▶ [EXERCISE GOAL]: Repeat all the lines below exactly, but omit the pictures.

(EXTRACTED ENTRIES Opens)

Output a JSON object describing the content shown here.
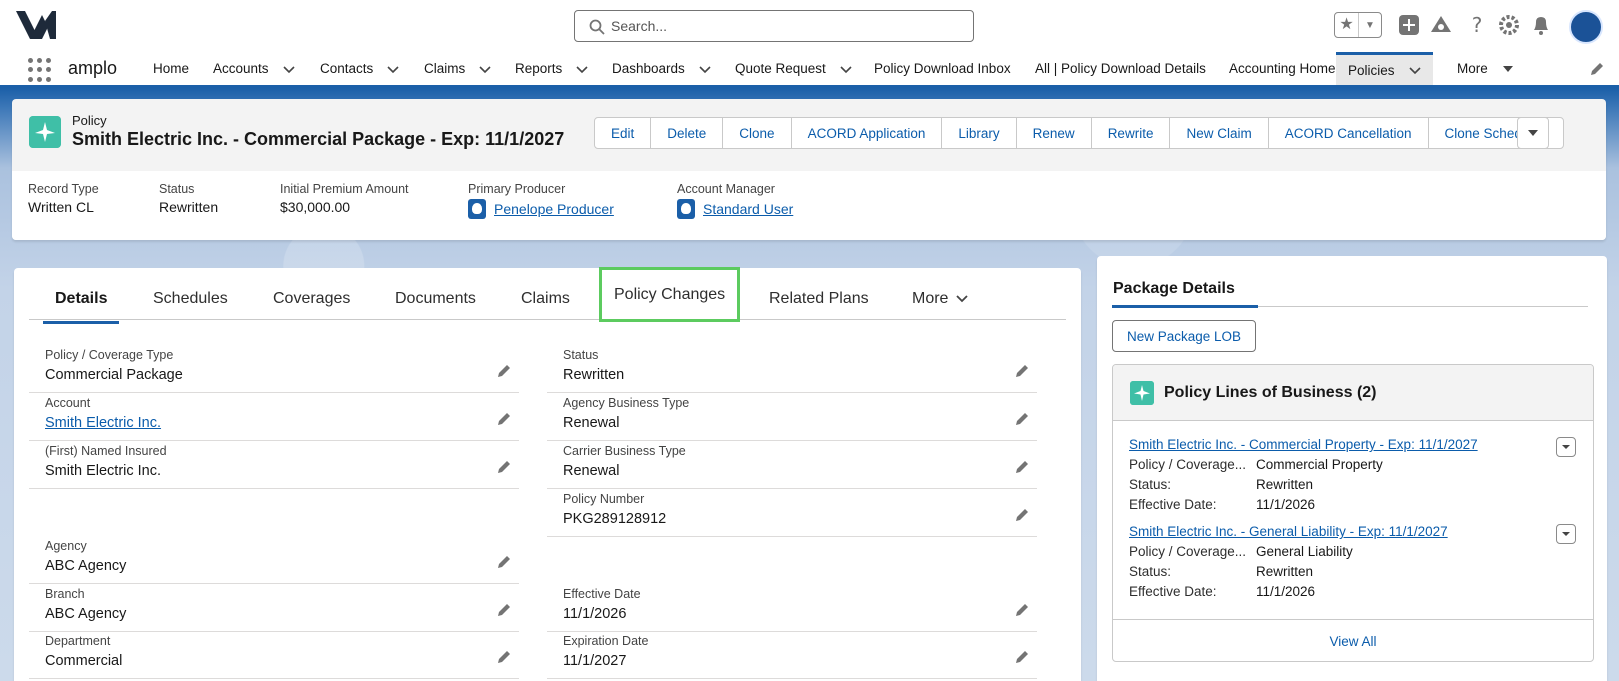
{
  "header": {
    "search_placeholder": "Search...",
    "app_name": "amplo"
  },
  "nav": {
    "items": [
      {
        "label": "Home",
        "chevron": false
      },
      {
        "label": "Accounts",
        "chevron": true
      },
      {
        "label": "Contacts",
        "chevron": true
      },
      {
        "label": "Claims",
        "chevron": true
      },
      {
        "label": "Reports",
        "chevron": true
      },
      {
        "label": "Dashboards",
        "chevron": true
      },
      {
        "label": "Quote Request",
        "chevron": true
      },
      {
        "label": "Policy Download Inbox",
        "chevron": false
      },
      {
        "label": "All | Policy Download Details",
        "chevron": false
      },
      {
        "label": "Accounting Home",
        "chevron": false
      },
      {
        "label": "Policies",
        "chevron": true,
        "active": true
      },
      {
        "label": "More",
        "chevron": true
      }
    ]
  },
  "record": {
    "object_type": "Policy",
    "title": "Smith Electric Inc. - Commercial Package - Exp: 11/1/2027",
    "actions": [
      "Edit",
      "Delete",
      "Clone",
      "ACORD Application",
      "Library",
      "Renew",
      "Rewrite",
      "New Claim",
      "ACORD Cancellation",
      "Clone Schedules"
    ],
    "highlights": [
      {
        "label": "Record Type",
        "value": "Written CL"
      },
      {
        "label": "Status",
        "value": "Rewritten"
      },
      {
        "label": "Initial Premium Amount",
        "value": "$30,000.00"
      },
      {
        "label": "Primary Producer",
        "value": "Penelope Producer"
      },
      {
        "label": "Account Manager",
        "value": "Standard User"
      }
    ]
  },
  "tabs": [
    "Details",
    "Schedules",
    "Coverages",
    "Documents",
    "Claims",
    "Policy Changes",
    "Related Plans",
    "More"
  ],
  "details": {
    "left": [
      {
        "label": "Policy / Coverage Type",
        "value": "Commercial Package"
      },
      {
        "label": "Account",
        "value": "Smith Electric Inc."
      },
      {
        "label": "(First) Named Insured",
        "value": "Smith Electric Inc."
      },
      {
        "label": "Agency",
        "value": "ABC Agency"
      },
      {
        "label": "Branch",
        "value": "ABC Agency"
      },
      {
        "label": "Department",
        "value": "Commercial"
      }
    ],
    "right": [
      {
        "label": "Status",
        "value": "Rewritten"
      },
      {
        "label": "Agency Business Type",
        "value": "Renewal"
      },
      {
        "label": "Carrier Business Type",
        "value": "Renewal"
      },
      {
        "label": "Policy Number",
        "value": "PKG289128912"
      },
      {
        "label": "Effective Date",
        "value": "11/1/2026"
      },
      {
        "label": "Expiration Date",
        "value": "11/1/2027"
      }
    ]
  },
  "package": {
    "tab": "Package Details",
    "new_button": "New Package LOB",
    "related_title": "Policy Lines of Business (2)",
    "records": [
      {
        "link": "Smith Electric Inc. - Commercial Property - Exp: 11/1/2027",
        "rows": [
          {
            "k": "Policy / Coverage...",
            "v": "Commercial Property"
          },
          {
            "k": "Status:",
            "v": "Rewritten"
          },
          {
            "k": "Effective Date:",
            "v": "11/1/2026"
          }
        ]
      },
      {
        "link": "Smith Electric Inc. - General Liability - Exp: 11/1/2027",
        "rows": [
          {
            "k": "Policy / Coverage...",
            "v": "General Liability"
          },
          {
            "k": "Status:",
            "v": "Rewritten"
          },
          {
            "k": "Effective Date:",
            "v": "11/1/2026"
          }
        ]
      }
    ],
    "view_all": "View All"
  },
  "colors": {
    "brand": "#1b5fa8",
    "link": "#0b5cab",
    "object_icon": "#3fbfa7",
    "tab_highlight": "#5ccb5f"
  }
}
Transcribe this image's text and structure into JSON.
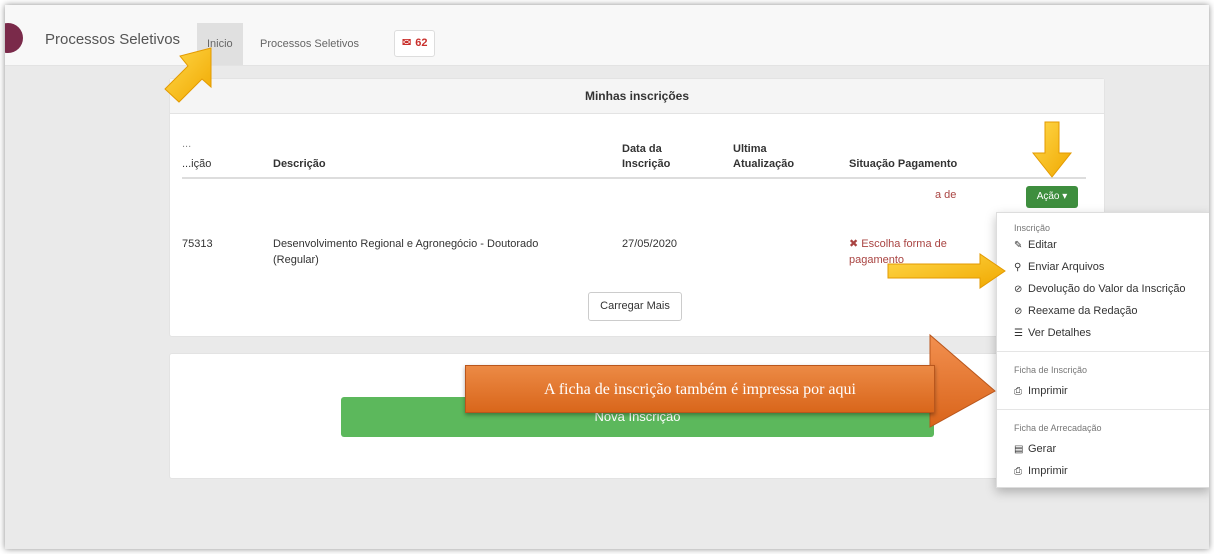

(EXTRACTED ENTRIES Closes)

▶ [ANSWER BOX]:
Output a JSON object describing the content shown here.
{
  "header": {
    "search_placeholder": "Search...",
    "app_name": "amplo"
  },
  "nav": {
    "items": [
      {
        "label": "Home",
        "chevron": false
      },
      {
        "label": "Accounts",
        "chevron": true
      },
      {
        "label": "Contacts",
        "chevron": true
      },
      {
        "label": "Claims",
        "chevron": true
      },
      {
        "label": "Reports",
        "chevron": true
      },
      {
        "label": "Dashboards",
        "chevron": true
      },
      {
        "label": "Quote Request",
        "chevron": true
      },
      {
        "label": "Policy Download Inbox",
        "chevron": false
      },
      {
        "label": "All | Policy Download Details",
        "chevron": false
      },
      {
        "label": "Accounting Home",
        "chevron": false
      },
      {
        "label": "Policies",
        "chevron": true,
        "active": true
      },
      {
        "label": "More",
        "chevron": true
      }
    ]
  },
  "record": {
    "object_type": "Policy",
    "title": "Smith Electric Inc. - Commercial Package - Exp: 11/1/2027",
    "actions": [
      "Edit",
      "Delete",
      "Clone",
      "ACORD Application",
      "Library",
      "Renew",
      "Rewrite",
      "New Claim",
      "ACORD Cancellation",
      "Clone Schedules"
    ],
    "highlights": [
      {
        "label": "Record Type",
        "value": "Written CL"
      },
      {
        "label": "Status",
        "value": "Rewritten"
      },
      {
        "label": "Initial Premium Amount",
        "value": "$30,000.00"
      },
      {
        "label": "Primary Producer",
        "value": "Penelope Producer"
      },
      {
        "label": "Account Manager",
        "value": "Standard User"
      }
    ]
  },
  "tabs": [
    "Details",
    "Schedules",
    "Coverages",
    "Documents",
    "Claims",
    "Policy Changes",
    "Related Plans",
    "More"
  ],
  "details": {
    "left": [
      {
        "label": "Policy / Coverage Type",
        "value": "Commercial Package"
      },
      {
        "label": "Account",
        "value": "Smith Electric Inc."
      },
      {
        "label": "(First) Named Insured",
        "value": "Smith Electric Inc."
      },
      {
        "label": "Agency",
        "value": "ABC Agency"
      },
      {
        "label": "Branch",
        "value": "ABC Agency"
      },
      {
        "label": "Department",
        "value": "Commercial"
      }
    ],
    "right": [
      {
        "label": "Status",
        "value": "Rewritten"
      },
      {
        "label": "Agency Business Type",
        "value": "Renewal"
      },
      {
        "label": "Carrier Business Type",
        "value": "Renewal"
      },
      {
        "label": "Policy Number",
        "value": "PKG289128912"
      },
      {
        "label": "Effective Date",
        "value": "11/1/2026"
      },
      {
        "label": "Expiration Date",
        "value": "11/1/2027"
      }
    ]
  },
  "package": {
    "tab": "Package Details",
    "new_button": "New Package LOB",
    "related_title": "Policy Lines of Business (2)",
    "records": [
      {
        "link": "Smith Electric Inc. - Commercial Property - Exp: 11/1/2027",
        "rows": [
          {
            "k": "Policy / Coverage...",
            "v": "Commercial Property"
          },
          {
            "k": "Status:",
            "v": "Rewritten"
          },
          {
            "k": "Effective Date:",
            "v": "11/1/2026"
          }
        ]
      },
      {
        "link": "Smith Electric Inc. - General Liability - Exp: 11/1/2027",
        "rows": [
          {
            "k": "Policy / Coverage...",
            "v": "General Liability"
          },
          {
            "k": "Status:",
            "v": "Rewritten"
          },
          {
            "k": "Effective Date:",
            "v": "11/1/2026"
          }
        ]
      }
    ],
    "view_all": "View All"
  },
  "colors": {
    "brand": "#1b5fa8",
    "link": "#0b5cab",
    "object_icon": "#3fbfa7",
    "tab_highlight": "#5ccb5f"
  }
}
Transcribe this image's text and structure into JSON.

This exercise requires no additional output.